Helmets sought for wider range of sports and other activities
■ The AMA will promote greater awareness that even mild cases of traumatic brain injury may have serious and prolonged health consequences.
Chicago To help prevent traumatic brain injuries, the American Medical Association House of Delegates called for the AMA to support requiring the use of head and facial protection for people engaged in potentially dangerous athletic and recreational activities.
The policy also encourages physicians to educate patients on the importance of wearing such protective gear during these activities and says helmets should be available in commercial settings.
In 2010, delegates adopted policy supporting legislation requiring people to wear helmets when snow skiing or snowboarding. The new policy expands helmet safety to “potentially dangerous athletic and recreational activities,” but does not define what those activities are.
“Protecting our youth from accidental injury is already a valued public health priority of the AMA,” said Vanessa A. Stan, a regional medical student delegate for the Michigan State Medical Society.

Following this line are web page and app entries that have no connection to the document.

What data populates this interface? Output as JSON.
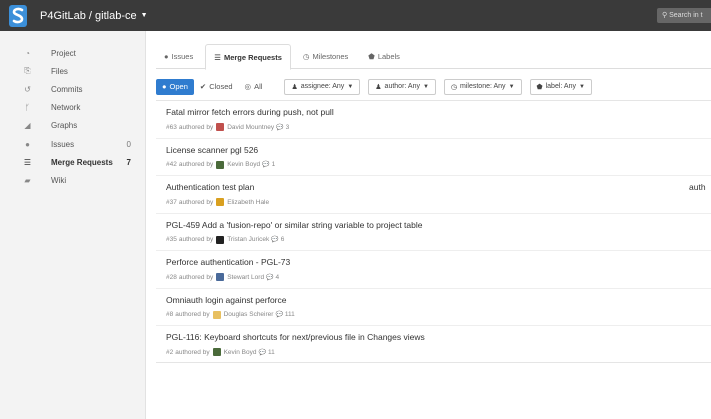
{
  "header": {
    "project_path": "P4GitLab / gitlab-ce",
    "search_placeholder": "Search in t"
  },
  "sidebar": {
    "items": [
      {
        "icon": "dashboard-icon",
        "label": "Project",
        "count": ""
      },
      {
        "icon": "files-icon",
        "label": "Files",
        "count": ""
      },
      {
        "icon": "history-icon",
        "label": "Commits",
        "count": ""
      },
      {
        "icon": "branch-icon",
        "label": "Network",
        "count": ""
      },
      {
        "icon": "area-chart-icon",
        "label": "Graphs",
        "count": ""
      },
      {
        "icon": "exclamation-circle-icon",
        "label": "Issues",
        "count": "0"
      },
      {
        "icon": "list-icon",
        "label": "Merge Requests",
        "count": "7"
      },
      {
        "icon": "book-icon",
        "label": "Wiki",
        "count": ""
      }
    ],
    "active": "Merge Requests"
  },
  "tabs": [
    {
      "icon": "exclamation-circle-icon",
      "label": "Issues"
    },
    {
      "icon": "list-icon",
      "label": "Merge Requests"
    },
    {
      "icon": "clock-icon",
      "label": "Milestones"
    },
    {
      "icon": "tag-icon",
      "label": "Labels"
    }
  ],
  "filters": {
    "states": [
      {
        "icon": "exclamation-circle-icon",
        "label": "Open"
      },
      {
        "icon": "check-circle-icon",
        "label": "Closed"
      },
      {
        "icon": "compass-icon",
        "label": "All"
      }
    ],
    "dropdowns": [
      {
        "icon": "user-icon",
        "label": "assignee: Any"
      },
      {
        "icon": "user-icon",
        "label": "author: Any"
      },
      {
        "icon": "clock-icon",
        "label": "milestone: Any"
      },
      {
        "icon": "tag-icon",
        "label": "label: Any"
      }
    ]
  },
  "merge_requests": [
    {
      "title": "Fatal mirror fetch errors during push, not pull",
      "number": "#63",
      "authored_by": "authored by",
      "author": "David Mountney",
      "comments": "3",
      "avatar_color": "#c0504d"
    },
    {
      "title": "License scanner pgl 526",
      "number": "#42",
      "authored_by": "authored by",
      "author": "Kevin Boyd",
      "comments": "1",
      "avatar_color": "#4a6a3a"
    },
    {
      "title": "Authentication test plan",
      "number": "#37",
      "authored_by": "authored by",
      "author": "Elizabeth Hale",
      "comments": "",
      "avatar_color": "#d9a020",
      "right_text": "auth"
    },
    {
      "title": "PGL-459 Add a 'fusion-repo' or similar string variable to project table",
      "number": "#35",
      "authored_by": "authored by",
      "author": "Tristan Juricek",
      "comments": "6",
      "avatar_color": "#222222"
    },
    {
      "title": "Perforce authentication - PGL-73",
      "number": "#28",
      "authored_by": "authored by",
      "author": "Stewart Lord",
      "comments": "4",
      "avatar_color": "#4a6a9a"
    },
    {
      "title": "Omniauth login against perforce",
      "number": "#8",
      "authored_by": "authored by",
      "author": "Douglas Scheirer",
      "comments": "111",
      "avatar_color": "#e8c060"
    },
    {
      "title": "PGL-116: Keyboard shortcuts for next/previous file in Changes views",
      "number": "#2",
      "authored_by": "authored by",
      "author": "Kevin Boyd",
      "comments": "11",
      "avatar_color": "#4a6a3a"
    }
  ],
  "colors": {
    "topbar": "#3a3a3a",
    "accent": "#2f7ccf",
    "logo": "#3b8fd9"
  }
}
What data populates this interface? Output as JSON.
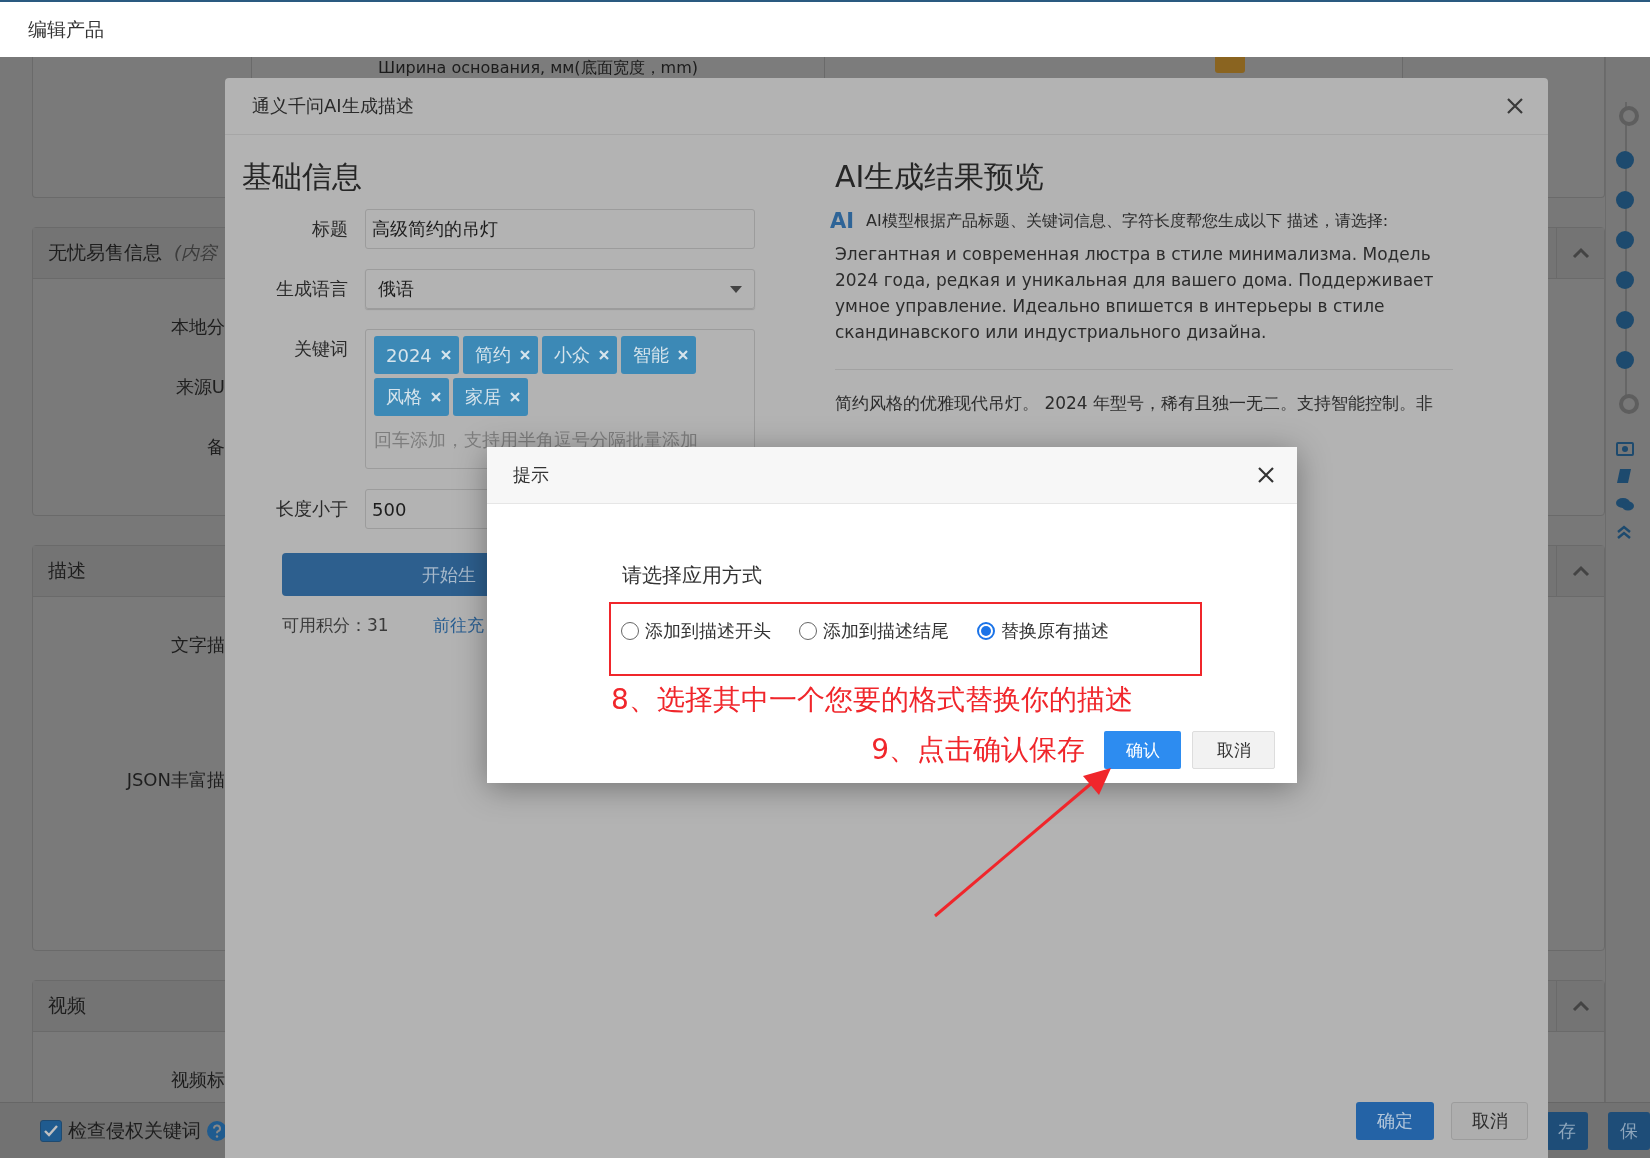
{
  "page_header": {
    "title": "编辑产品"
  },
  "background_page": {
    "top_row_text": "Ширина основания, мм(底面宽度，mm)",
    "panels": [
      {
        "title": "无忧易售信息",
        "note": "(内容",
        "fields": [
          "本地分",
          "来源U",
          "备"
        ]
      },
      {
        "title": "描述",
        "fields": [
          "文字描",
          "JSON丰富描"
        ]
      },
      {
        "title": "视频",
        "fields": [
          "视频标"
        ]
      }
    ],
    "footer": {
      "checkbox": {
        "label": "检查侵权关键词",
        "checked": true
      },
      "buttons": [
        "存",
        "保"
      ]
    }
  },
  "ai_dialog": {
    "title": "通义千问AI生成描述",
    "left": {
      "heading": "基础信息",
      "fields": [
        {
          "kind": "input",
          "label": "标题",
          "value": "高级简约的吊灯"
        },
        {
          "kind": "select",
          "label": "生成语言",
          "value": "俄语"
        }
      ],
      "keywords": {
        "label": "关键词",
        "tags": [
          "2024",
          "简约",
          "小众",
          "智能",
          "风格",
          "家居"
        ],
        "placeholder": "回车添加，支持用半角逗号分隔批量添加"
      },
      "length": {
        "label": "长度小于",
        "value": "500"
      },
      "generate_button": "开始生",
      "points": "可用积分：31",
      "recharge_link": "前往充"
    },
    "right": {
      "heading": "AI生成结果预览",
      "ai_badge": "AI",
      "intro": "AI模型根据产品标题、关键词信息、字符长度帮您生成以下 描述，请选择:",
      "result_ru": "Элегантная и современная люстра в стиле минимализма. Модель 2024 года, редкая и уникальная для вашего дома. Поддерживает умное управление. Идеально впишется в интерьеры в стиле скандинавского или индустриального дизайна.",
      "result_zh": "简约风格的优雅现代吊灯。 2024 年型号，稀有且独一无二。支持智能控制。非"
    },
    "buttons": [
      "确定",
      "取消"
    ]
  },
  "prompt_dialog": {
    "title": "提示",
    "prompt": "请选择应用方式",
    "options": [
      {
        "label": "添加到描述开头",
        "selected": false
      },
      {
        "label": "添加到描述结尾",
        "selected": false
      },
      {
        "label": "替换原有描述",
        "selected": true
      }
    ],
    "confirm": "确认",
    "cancel": "取消"
  },
  "annotations": {
    "step8": "8、选择其中一个您要的格式替换你的描述",
    "step9": "9、点击确认保存"
  }
}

She spoke on behalf of the AMA Medical Student Section during virtual reference committee testimony. “This resolution can help address [traumatic brain] injuries by including & a broader range of popular recreational activities.”
Some delegates said the policy doesn’t go far enough, in part, because the language is too broad.
“It’s a good resolution, but it only scratches the surface,” said John O. Cletcher Jr., MD, a delegate for the American Academy of Orthopaedic Surgeons from Berthoud, Colo., who spoke on his own behalf.
At least 1.7 million people sustain a traumatic brain injury in the U.S. each year. Of those individuals, about 52,000 die and 275,000 are hospitalized, according to the Centers for Disease Control and Prevention. An estimated 75% of such injuries that occur each year are mild forms of brain injury, such as concussions, the CDC said.
Delegates directed the AMA to promote awareness about how even mild cases of traumatic brain injury may have serious and prolonged consequences. Those can include short- or long-term changes in thinking, sensation and language ability, and increased risk of developing Alzheimer’s disease later in life, the CDC said.
Delegates also called for the AMA to ask that all levels of hockey effectively prevent head hits and dangerous checking. “Drastic measures need to be taken to change the culture [of ice hockey] to prevent the number of head injuries involved in the sport,” the policy said.